State the number of lines in the following data that contain the string "corner", and nothing else.

[[ RECORDS FOR PROCESSING open ]]

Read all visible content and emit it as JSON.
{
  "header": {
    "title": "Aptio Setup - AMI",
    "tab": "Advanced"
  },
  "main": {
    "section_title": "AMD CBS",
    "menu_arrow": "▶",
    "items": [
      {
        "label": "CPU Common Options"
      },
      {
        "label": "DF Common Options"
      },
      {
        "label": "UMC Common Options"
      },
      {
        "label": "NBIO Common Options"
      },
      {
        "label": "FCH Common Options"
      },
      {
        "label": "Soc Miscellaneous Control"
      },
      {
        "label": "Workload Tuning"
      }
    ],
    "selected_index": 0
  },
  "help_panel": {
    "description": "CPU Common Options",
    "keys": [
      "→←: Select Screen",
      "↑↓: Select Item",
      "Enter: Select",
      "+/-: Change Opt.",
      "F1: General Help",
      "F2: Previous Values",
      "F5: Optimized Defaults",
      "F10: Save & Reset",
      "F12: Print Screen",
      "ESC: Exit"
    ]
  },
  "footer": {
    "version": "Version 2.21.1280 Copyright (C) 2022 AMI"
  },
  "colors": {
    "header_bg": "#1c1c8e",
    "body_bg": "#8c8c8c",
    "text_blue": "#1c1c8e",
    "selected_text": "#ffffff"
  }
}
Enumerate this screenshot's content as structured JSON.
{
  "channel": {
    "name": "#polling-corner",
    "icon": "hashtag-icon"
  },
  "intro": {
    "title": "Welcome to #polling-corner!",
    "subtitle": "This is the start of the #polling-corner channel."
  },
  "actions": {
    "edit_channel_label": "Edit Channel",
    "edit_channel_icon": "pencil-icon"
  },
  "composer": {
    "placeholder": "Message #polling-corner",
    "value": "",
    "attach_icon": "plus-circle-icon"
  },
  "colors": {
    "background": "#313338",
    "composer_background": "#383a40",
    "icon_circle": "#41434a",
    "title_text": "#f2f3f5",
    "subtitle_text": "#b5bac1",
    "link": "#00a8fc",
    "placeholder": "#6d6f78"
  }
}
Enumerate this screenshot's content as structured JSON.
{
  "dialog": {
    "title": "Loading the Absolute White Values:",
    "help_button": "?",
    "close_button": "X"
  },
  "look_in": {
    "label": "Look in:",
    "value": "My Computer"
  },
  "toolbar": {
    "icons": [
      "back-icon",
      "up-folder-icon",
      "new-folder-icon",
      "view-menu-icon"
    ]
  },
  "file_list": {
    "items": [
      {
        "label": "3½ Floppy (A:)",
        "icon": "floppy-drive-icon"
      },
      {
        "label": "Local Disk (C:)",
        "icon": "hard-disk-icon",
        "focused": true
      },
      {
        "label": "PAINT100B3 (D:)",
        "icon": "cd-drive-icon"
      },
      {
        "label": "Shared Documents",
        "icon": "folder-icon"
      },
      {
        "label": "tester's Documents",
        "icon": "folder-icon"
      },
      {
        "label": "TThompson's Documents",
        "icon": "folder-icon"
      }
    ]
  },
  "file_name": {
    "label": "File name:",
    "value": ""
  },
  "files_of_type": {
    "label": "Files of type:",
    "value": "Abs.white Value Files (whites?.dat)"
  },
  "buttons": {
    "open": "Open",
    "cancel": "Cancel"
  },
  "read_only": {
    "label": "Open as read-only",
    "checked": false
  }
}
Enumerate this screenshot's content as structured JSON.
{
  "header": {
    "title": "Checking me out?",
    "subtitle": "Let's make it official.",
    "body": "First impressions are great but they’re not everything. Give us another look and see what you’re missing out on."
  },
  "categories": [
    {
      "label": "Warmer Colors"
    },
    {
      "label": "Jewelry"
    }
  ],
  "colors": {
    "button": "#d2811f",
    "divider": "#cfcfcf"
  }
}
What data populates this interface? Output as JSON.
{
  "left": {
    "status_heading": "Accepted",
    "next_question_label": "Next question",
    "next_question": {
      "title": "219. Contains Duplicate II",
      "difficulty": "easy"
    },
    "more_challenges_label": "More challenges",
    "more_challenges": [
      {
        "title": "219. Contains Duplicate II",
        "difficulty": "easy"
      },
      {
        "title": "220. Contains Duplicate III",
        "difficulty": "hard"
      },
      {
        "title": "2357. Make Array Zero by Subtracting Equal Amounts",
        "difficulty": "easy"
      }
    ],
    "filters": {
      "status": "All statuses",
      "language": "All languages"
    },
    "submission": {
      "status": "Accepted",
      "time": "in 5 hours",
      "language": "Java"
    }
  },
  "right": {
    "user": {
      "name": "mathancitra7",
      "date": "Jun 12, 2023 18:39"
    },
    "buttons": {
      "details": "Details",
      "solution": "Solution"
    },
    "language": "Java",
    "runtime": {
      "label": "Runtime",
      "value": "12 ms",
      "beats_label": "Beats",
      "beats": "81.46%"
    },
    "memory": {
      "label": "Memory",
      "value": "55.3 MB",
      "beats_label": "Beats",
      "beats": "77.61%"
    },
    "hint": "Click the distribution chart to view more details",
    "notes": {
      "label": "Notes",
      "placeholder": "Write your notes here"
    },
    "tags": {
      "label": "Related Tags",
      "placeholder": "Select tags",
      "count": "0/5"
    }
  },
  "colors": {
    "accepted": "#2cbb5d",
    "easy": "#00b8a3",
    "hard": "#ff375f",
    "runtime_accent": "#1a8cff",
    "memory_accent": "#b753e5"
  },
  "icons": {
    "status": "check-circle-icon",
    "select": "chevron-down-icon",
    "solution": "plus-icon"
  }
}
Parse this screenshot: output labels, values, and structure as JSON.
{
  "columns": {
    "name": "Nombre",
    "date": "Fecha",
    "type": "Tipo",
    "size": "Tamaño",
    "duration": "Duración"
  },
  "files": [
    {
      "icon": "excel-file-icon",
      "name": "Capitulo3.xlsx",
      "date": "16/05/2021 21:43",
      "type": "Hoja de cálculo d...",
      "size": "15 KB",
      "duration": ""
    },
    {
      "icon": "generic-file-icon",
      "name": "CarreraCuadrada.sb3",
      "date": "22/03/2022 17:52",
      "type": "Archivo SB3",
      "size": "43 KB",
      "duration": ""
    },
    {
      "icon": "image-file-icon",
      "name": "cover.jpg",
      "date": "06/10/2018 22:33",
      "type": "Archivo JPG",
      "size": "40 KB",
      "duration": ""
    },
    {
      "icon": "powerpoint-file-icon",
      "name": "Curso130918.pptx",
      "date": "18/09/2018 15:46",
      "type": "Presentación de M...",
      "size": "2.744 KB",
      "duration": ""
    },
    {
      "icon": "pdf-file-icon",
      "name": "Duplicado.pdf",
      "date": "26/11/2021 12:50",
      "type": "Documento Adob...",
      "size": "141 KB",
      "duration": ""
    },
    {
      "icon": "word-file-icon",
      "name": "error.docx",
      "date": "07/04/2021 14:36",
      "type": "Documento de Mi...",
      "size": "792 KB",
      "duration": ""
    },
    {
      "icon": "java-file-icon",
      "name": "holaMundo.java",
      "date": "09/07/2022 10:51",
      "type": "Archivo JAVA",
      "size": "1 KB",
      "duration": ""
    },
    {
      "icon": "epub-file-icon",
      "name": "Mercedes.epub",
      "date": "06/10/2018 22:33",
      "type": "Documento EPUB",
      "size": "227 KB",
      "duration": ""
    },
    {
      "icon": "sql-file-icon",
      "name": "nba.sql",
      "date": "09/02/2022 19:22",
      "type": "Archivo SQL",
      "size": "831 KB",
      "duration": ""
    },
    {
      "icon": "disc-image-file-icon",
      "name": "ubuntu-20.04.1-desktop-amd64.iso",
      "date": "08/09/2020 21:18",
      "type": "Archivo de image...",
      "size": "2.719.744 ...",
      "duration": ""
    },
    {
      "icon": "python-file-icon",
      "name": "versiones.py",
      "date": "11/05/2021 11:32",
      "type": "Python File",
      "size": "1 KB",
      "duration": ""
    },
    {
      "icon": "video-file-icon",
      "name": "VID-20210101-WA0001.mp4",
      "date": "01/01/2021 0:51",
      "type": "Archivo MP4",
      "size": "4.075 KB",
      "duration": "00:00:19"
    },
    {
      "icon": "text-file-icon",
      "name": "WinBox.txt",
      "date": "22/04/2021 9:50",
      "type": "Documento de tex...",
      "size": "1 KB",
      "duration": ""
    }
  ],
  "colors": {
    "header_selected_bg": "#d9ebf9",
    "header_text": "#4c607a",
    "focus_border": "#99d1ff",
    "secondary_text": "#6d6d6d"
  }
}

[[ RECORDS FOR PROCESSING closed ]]

WRITTEN SOLUTION:
4